→ **INPUT RECORDS**
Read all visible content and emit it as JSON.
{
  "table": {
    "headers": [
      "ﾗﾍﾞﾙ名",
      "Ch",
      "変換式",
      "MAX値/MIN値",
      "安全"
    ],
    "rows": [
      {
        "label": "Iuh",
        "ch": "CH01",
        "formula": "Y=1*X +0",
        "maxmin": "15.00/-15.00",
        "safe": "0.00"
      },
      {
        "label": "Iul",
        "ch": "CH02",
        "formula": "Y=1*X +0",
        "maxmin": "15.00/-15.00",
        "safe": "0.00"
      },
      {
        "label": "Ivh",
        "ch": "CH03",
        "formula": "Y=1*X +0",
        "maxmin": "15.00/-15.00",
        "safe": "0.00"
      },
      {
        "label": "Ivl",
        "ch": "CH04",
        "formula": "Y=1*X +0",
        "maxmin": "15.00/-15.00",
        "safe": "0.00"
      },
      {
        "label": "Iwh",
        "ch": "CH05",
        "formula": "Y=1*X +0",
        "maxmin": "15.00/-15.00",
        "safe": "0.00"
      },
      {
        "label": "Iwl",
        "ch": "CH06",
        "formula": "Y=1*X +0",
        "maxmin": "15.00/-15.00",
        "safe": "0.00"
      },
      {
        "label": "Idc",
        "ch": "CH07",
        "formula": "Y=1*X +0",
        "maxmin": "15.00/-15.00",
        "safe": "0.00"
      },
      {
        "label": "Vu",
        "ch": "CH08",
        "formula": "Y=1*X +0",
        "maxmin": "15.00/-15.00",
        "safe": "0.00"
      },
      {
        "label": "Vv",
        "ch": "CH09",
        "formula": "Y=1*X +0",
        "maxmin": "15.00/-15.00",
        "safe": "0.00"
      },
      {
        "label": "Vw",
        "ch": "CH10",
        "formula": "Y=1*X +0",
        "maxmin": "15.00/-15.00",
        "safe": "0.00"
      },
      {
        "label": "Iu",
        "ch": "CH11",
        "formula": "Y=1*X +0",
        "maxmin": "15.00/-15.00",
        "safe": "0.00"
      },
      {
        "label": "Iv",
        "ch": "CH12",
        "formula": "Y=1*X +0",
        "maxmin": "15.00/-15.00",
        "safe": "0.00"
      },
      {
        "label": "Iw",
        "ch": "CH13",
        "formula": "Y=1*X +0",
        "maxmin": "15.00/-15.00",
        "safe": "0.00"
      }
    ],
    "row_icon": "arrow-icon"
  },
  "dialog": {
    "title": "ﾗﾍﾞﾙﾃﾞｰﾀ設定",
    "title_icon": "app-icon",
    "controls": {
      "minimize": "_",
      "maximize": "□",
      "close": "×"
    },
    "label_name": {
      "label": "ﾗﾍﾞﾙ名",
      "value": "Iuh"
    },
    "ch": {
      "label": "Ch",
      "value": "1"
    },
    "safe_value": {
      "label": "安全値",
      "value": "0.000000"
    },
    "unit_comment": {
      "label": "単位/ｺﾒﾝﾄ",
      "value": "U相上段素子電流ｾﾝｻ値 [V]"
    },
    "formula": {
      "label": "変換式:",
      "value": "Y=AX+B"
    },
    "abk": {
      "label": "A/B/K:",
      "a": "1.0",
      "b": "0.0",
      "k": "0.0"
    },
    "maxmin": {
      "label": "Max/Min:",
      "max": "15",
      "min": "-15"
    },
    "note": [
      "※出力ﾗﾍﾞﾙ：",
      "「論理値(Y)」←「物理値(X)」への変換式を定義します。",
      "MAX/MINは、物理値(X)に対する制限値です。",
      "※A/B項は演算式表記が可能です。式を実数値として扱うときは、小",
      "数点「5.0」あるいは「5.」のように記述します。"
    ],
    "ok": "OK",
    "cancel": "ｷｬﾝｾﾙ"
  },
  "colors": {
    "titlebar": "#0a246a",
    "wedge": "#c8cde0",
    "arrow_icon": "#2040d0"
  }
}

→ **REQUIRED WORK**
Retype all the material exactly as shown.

→ **EXERCISE RESULT**
Read all visible content and emit it as JSON.
{
  "table": {
    "headers": [
      "ﾗﾍﾞﾙ名",
      "Ch",
      "変換式",
      "MAX値/MIN値",
      "安全"
    ],
    "rows": [
      {
        "label": "Iuh",
        "ch": "CH01",
        "formula": "Y=1*X +0",
        "maxmin": "15.00/-15.00",
        "safe": "0.00"
      },
      {
        "label": "Iul",
        "ch": "CH02",
        "formula": "Y=1*X +0",
        "maxmin": "15.00/-15.00",
        "safe": "0.00"
      },
      {
        "label": "Ivh",
        "ch": "CH03",
        "formula": "Y=1*X +0",
        "maxmin": "15.00/-15.00",
        "safe": "0.00"
      },
      {
        "label": "Ivl",
        "ch": "CH04",
        "formula": "Y=1*X +0",
        "maxmin": "15.00/-15.00",
        "safe": "0.00"
      },
      {
        "label": "Iwh",
        "ch": "CH05",
        "formula": "Y=1*X +0",
        "maxmin": "15.00/-15.00",
        "safe": "0.00"
      },
      {
        "label": "Iwl",
        "ch": "CH06",
        "formula": "Y=1*X +0",
        "maxmin": "15.00/-15.00",
        "safe": "0.00"
      },
      {
        "label": "Idc",
        "ch": "CH07",
        "formula": "Y=1*X +0",
        "maxmin": "15.00/-15.00",
        "safe": "0.00"
      },
      {
        "label": "Vu",
        "ch": "CH08",
        "formula": "Y=1*X +0",
        "maxmin": "15.00/-15.00",
        "safe": "0.00"
      },
      {
        "label": "Vv",
        "ch": "CH09",
        "formula": "Y=1*X +0",
        "maxmin": "15.00/-15.00",
        "safe": "0.00"
      },
      {
        "label": "Vw",
        "ch": "CH10",
        "formula": "Y=1*X +0",
        "maxmin": "15.00/-15.00",
        "safe": "0.00"
      },
      {
        "label": "Iu",
        "ch": "CH11",
        "formula": "Y=1*X +0",
        "maxmin": "15.00/-15.00",
        "safe": "0.00"
      },
      {
        "label": "Iv",
        "ch": "CH12",
        "formula": "Y=1*X +0",
        "maxmin": "15.00/-15.00",
        "safe": "0.00"
      },
      {
        "label": "Iw",
        "ch": "CH13",
        "formula": "Y=1*X +0",
        "maxmin": "15.00/-15.00",
        "safe": "0.00"
      }
    ],
    "row_icon": "arrow-icon"
  },
  "dialog": {
    "title": "ﾗﾍﾞﾙﾃﾞｰﾀ設定",
    "title_icon": "app-icon",
    "controls": {
      "minimize": "_",
      "maximize": "□",
      "close": "×"
    },
    "label_name": {
      "label": "ﾗﾍﾞﾙ名",
      "value": "Iuh"
    },
    "ch": {
      "label": "Ch",
      "value": "1"
    },
    "safe_value": {
      "label": "安全値",
      "value": "0.000000"
    },
    "unit_comment": {
      "label": "単位/ｺﾒﾝﾄ",
      "value": "U相上段素子電流ｾﾝｻ値 [V]"
    },
    "formula": {
      "label": "変換式:",
      "value": "Y=AX+B"
    },
    "abk": {
      "label": "A/B/K:",
      "a": "1.0",
      "b": "0.0",
      "k": "0.0"
    },
    "maxmin": {
      "label": "Max/Min:",
      "max": "15",
      "min": "-15"
    },
    "note": [
      "※出力ﾗﾍﾞﾙ：",
      "「論理値(Y)」←「物理値(X)」への変換式を定義します。",
      "MAX/MINは、物理値(X)に対する制限値です。",
      "※A/B項は演算式表記が可能です。式を実数値として扱うときは、小",
      "数点「5.0」あるいは「5.」のように記述します。"
    ],
    "ok": "OK",
    "cancel": "ｷｬﾝｾﾙ"
  },
  "colors": {
    "titlebar": "#0a246a",
    "wedge": "#c8cde0",
    "arrow_icon": "#2040d0"
  }
}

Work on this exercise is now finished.